The U.S. Department of Energy has published the latest edition of its biannual report, Energy Savings Forecast of Solid-State Lighting in General Illumination Applications, which models the adoption of LEDs in the U.S. general-lighting market, along with associated energy savings, based on the full potential DOE has determined to be technically feasible over time. The new report uses an updated 2016 U.S. lighting-market model and extends the forecast period to 2035 from the 2030 limit that was used in previous editions.
Among the findings:
• By 2035, LED lamps and luminaires are anticipated to hold the majority of lighting installations for each of the niches examined, comprising 86% of installed stock across all categories (compared to only 6% in 2015).

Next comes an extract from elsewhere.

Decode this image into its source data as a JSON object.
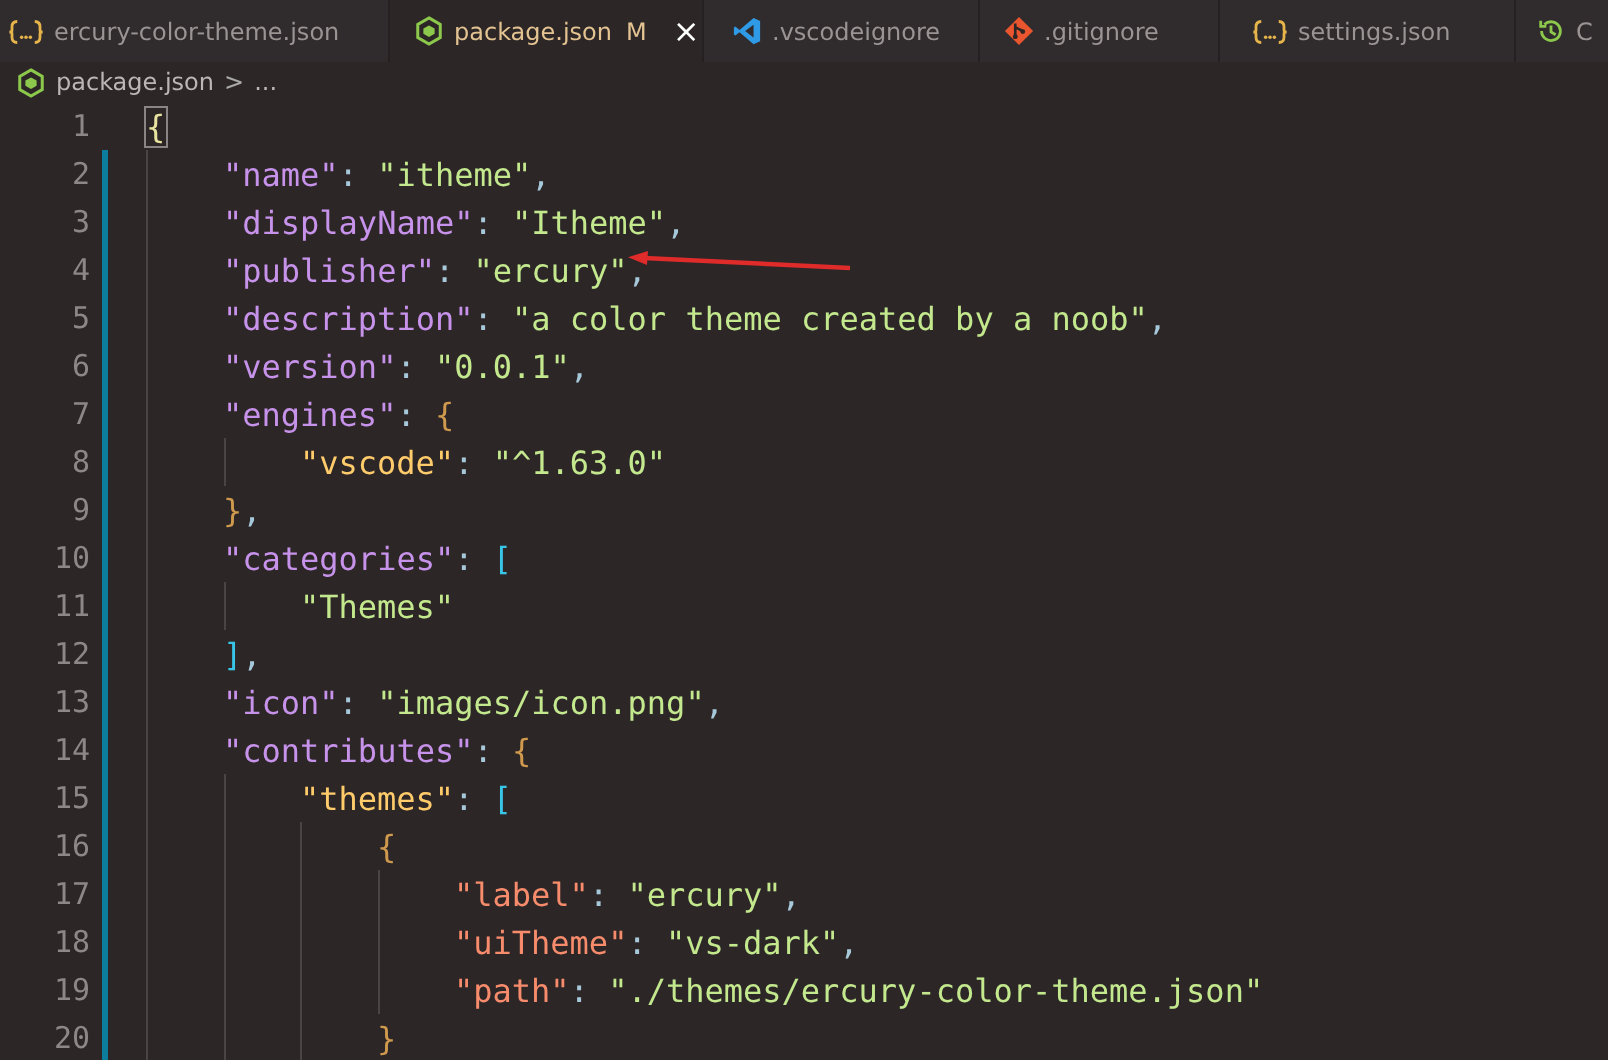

• Annual savings from LED lighting will be 5.1 quads in 2035, nearly equivalent to the total annual energy consumed by 45 million U.S. homes today, and representing a 75% reduction in energy consumption versus a no-LED scenario.
• Most of the 5.1 quads of projected energy savings by 2035 will be attributable to two commercial lighting applications (linear and low/high-bay), one residential application (A-type), and one that crosses both residential and commercial (directional). Connected lighting and other control technologies will be essential in achieving these savings, accounting for almost 2.3 quads of the total.
• From 2015 to 2035, a total cumulative energy savings of 62 quads — equivalent to nearly $630 billion in avoided energy costs — is possible if the DOE SSL Program goals for LED efficacy and connected lighting are achieved.
For a closer look at the findings, download the full report.